There are other problems that need to be dealt with sure, but these issues can affect teams bottom line by millions of dollars a year and should not be ignored.

Former St Louis Blue, Boston Bruin, Florida Panther, and Washington Capital Dennis Wideman is now and likely for the next five years a member of the Calgary Flames. On Wednesday he signed a five year deal contract worth $26.25million. Jay Feaster clearly felt that a mediocre skater who has never been on a team that made it past the second round, has been jettisoned by four teams, is a career -39, and who boasts just one goal in 44 playoff appearances is worth five and a quarter million in cap space each year. My opinion is that Seth Jones should get familiar with the Calgary real estate market.

Mathieu Darche has rejected a Habs offer of a a two way contract. The well traveled thirty six year old is also a member of the NHLPA negotiating team. The three time 30 goal scorer at the AHL level has never hit even 15 in the NHL topping out at twelve. Presumably he’ll be looking for a deal roughly equal to his most recent and potentially even a two year deal. No word on if he’ll attempt to sign in Boston as several past recovering Candiens have.

Boston Bruins development camp is starting on Thurday, prospects have been trickling including 6’2 Florida born forward Brian Ferlin:

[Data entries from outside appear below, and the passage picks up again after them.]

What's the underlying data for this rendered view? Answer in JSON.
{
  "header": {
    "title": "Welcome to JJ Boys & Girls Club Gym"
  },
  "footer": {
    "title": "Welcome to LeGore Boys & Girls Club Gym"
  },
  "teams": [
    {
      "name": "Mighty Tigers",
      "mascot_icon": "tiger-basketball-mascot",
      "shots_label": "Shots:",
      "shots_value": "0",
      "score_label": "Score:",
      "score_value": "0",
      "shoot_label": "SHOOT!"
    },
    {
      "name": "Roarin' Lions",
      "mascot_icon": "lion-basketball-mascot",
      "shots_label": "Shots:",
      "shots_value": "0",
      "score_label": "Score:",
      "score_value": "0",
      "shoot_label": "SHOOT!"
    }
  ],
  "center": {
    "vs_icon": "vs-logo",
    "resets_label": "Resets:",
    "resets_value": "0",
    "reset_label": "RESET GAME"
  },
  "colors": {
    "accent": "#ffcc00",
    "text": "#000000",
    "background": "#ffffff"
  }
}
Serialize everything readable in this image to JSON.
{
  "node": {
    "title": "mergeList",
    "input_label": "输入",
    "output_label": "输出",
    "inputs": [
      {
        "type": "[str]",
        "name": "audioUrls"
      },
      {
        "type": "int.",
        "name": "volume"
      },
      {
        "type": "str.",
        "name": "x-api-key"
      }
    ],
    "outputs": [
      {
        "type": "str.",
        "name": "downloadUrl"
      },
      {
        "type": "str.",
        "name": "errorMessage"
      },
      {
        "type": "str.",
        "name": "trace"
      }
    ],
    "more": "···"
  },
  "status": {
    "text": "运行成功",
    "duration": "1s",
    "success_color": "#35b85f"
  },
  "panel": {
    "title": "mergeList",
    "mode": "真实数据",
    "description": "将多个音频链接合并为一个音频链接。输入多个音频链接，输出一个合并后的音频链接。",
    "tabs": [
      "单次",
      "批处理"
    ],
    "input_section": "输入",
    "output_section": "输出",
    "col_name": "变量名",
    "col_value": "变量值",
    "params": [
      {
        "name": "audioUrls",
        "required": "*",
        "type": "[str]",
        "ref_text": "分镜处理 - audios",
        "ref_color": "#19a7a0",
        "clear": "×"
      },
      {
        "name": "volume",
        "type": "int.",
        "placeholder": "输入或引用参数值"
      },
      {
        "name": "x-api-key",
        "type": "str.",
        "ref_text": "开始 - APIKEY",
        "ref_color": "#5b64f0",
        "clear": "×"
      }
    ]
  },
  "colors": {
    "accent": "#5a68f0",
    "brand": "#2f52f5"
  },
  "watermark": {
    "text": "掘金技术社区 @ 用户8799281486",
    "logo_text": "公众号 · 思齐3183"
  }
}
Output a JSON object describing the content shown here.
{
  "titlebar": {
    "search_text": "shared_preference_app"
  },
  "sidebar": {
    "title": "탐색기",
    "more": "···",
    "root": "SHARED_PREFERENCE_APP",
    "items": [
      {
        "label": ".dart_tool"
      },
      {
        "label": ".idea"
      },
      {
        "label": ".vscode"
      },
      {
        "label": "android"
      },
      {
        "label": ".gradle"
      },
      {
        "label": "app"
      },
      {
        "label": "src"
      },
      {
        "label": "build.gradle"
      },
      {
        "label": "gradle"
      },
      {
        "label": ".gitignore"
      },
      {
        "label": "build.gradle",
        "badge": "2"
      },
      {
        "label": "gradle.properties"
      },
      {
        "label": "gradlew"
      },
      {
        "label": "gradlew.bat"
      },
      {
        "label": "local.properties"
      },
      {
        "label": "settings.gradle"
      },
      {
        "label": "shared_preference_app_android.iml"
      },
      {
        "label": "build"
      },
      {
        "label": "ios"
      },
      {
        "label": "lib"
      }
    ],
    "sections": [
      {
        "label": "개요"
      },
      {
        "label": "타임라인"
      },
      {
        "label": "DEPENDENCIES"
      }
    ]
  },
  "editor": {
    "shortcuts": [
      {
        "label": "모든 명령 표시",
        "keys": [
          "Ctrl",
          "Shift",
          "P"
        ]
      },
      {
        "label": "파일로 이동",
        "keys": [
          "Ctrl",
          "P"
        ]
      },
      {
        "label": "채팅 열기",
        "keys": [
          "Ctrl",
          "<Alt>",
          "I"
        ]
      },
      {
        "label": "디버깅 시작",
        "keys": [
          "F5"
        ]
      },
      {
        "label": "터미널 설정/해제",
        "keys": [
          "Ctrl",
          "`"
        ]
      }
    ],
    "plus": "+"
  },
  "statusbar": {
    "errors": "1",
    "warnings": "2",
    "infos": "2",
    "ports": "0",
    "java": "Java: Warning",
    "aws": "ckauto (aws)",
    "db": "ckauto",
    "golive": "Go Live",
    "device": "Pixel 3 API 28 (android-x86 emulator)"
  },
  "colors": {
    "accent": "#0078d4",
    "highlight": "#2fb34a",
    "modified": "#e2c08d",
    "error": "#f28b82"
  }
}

Ferlin was taken in the fourth round in 2011 and attends Cornell University. The Indiana Ice alumni will find himself sharing a locker room with former and current Boston College Eagles, OHL champions, Texan Colton Hargrove, Brit Cody Payne and the rest of the hopefuls.